Central banks have the tendency to raise interest rates to fight inflation and lower them when the economy is slowing
by NUR HANANI AZMAN / pic by MUHD AMIN NAHARUL
BANK Negara Malaysia (BNM) is not expected to raise its benchmark Overnight Policy Rate (OPR) soon because that could block the supply-side adjustments needed in the domestic economy to increase supply with additional investments.
Centre for Market Education CEO Dr Carmelo Ferlito said central banks have the tendency to raise interest rates to fight inflation and lower them when the economy is slowing, but all this does not really work automatically and perfectly, otherwise we could easily avoid economic crises.
He said when the Covid-19 pandemic hit, governments around the world rapidly increased expenditure with very little access to increased funds from sources like taxation.
The gap was filled with more borrowing and by money printing under quantitative easing or similar programmes depending on the country.
“This led to a significant increase in money stock, but the lockdowns led to a fall in the speed at which money was circulating. This has created an indeterminate change in monetary demand but now as countries try to normalise, the increased money stock and an increased money flow adds significantly to aggregate monetary demand.
“Within 12-18 months from these phenomena, the economy will suffer inflation. That is happening now in most countries and central banks and governments are misleading people into thinking that higher inflation is caused by supply-side problems such as energy price rises, supply chain difficulties.
“The inflation now is the result of government overspending and monetary mismanagement; supply-side shocks are not enough to generate generalised inflation, however increased money supply does,” he told The Malaysian Reserve.
BNM maintained the OPR at an all-time low of 1.75% at the monetary policy committee (MPC) meeting on Wednesday, which was in line with economists’ expectations.
Going into 2022, the central bank stated that growth momentum is expected to improve, supported by expansion in global demand, higher private sector expenditure in line with the resumption of economic activity and continued policy support.
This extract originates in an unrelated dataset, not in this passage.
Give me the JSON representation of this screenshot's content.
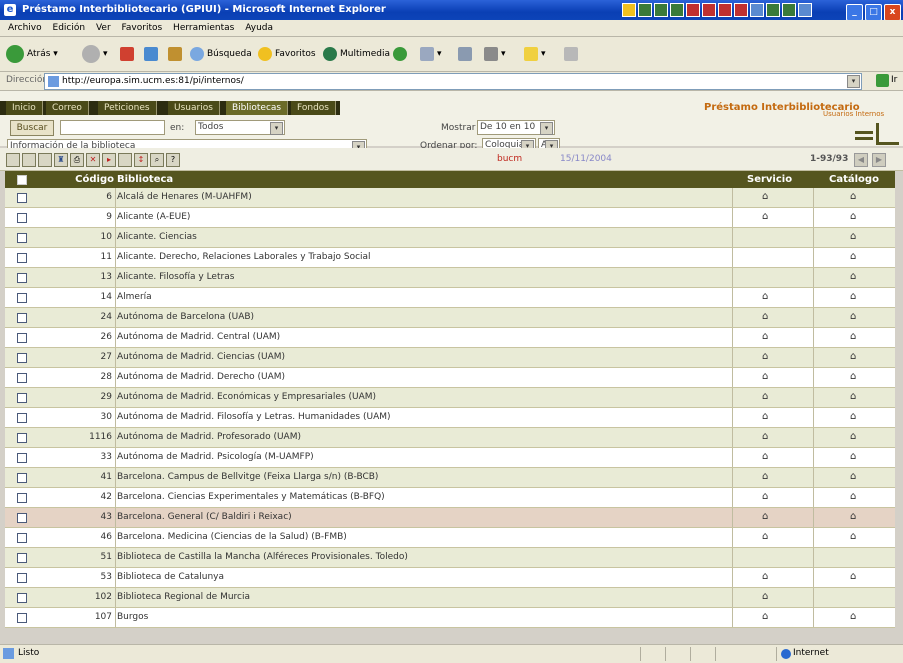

Risks to the growth outlook, however, remain tilted to the downside due to external and domestic factors.
“Headline inflation is likely to average within the projected range of between 2% and 3% for 2021, having averaged 2.3% year-to-date.
“Underlying inflation, as measured by core inflation, is expected to average below 1% for the year. Moving into 2022, headline inflation is projected to remain moderate,” BNM stated in the policy statement on Wednesday.
Kenanga Investment Bank Bhd thinks the probability of BNM to raise the OPR would be higher going into the second half of 2022 especially on the expectation of firmer domestic driven demand growth.
“However, that would be subjected to the timing of the possible snap election next year,” the investment bank stated in a report on Wednesday.
Ferlito said fiscal and monetary stimuli caused by the pandemic created a one-off misallocation of resources and causing supply chain problems and holding back economic growth. That’s the reason some are worried about stagflation.
He stressed that the only way out of this situation is for governments to cut back expenditure immediately to pre-pandemic levels but that may not happen as there’s temptation on governments to maintain spending on other things instead of on the Covid-19 pandemic.
“This would be a big mistake. Governments should be planning to balance their fiscal budgets within the next few years. Central banks need to slow the growth in money supply and manage monetary demand to grow a little faster than output to achieve their inflation target (2%).
“The inflation they have already caused needs to work through the system and certainly needs no more fuel from any excessive monetary and fiscal expansions. It would be a mistake for a central bank to try and reverse policy and create a monetary contraction. This would be a case of two mistakes not making things right,” he said.
Finally, the central bank needs to more closely align its official repo rate with market rates after which Ferlito said we will begin to see a rebalancing of the economy, stronger, freer markets and accelerating economic growth.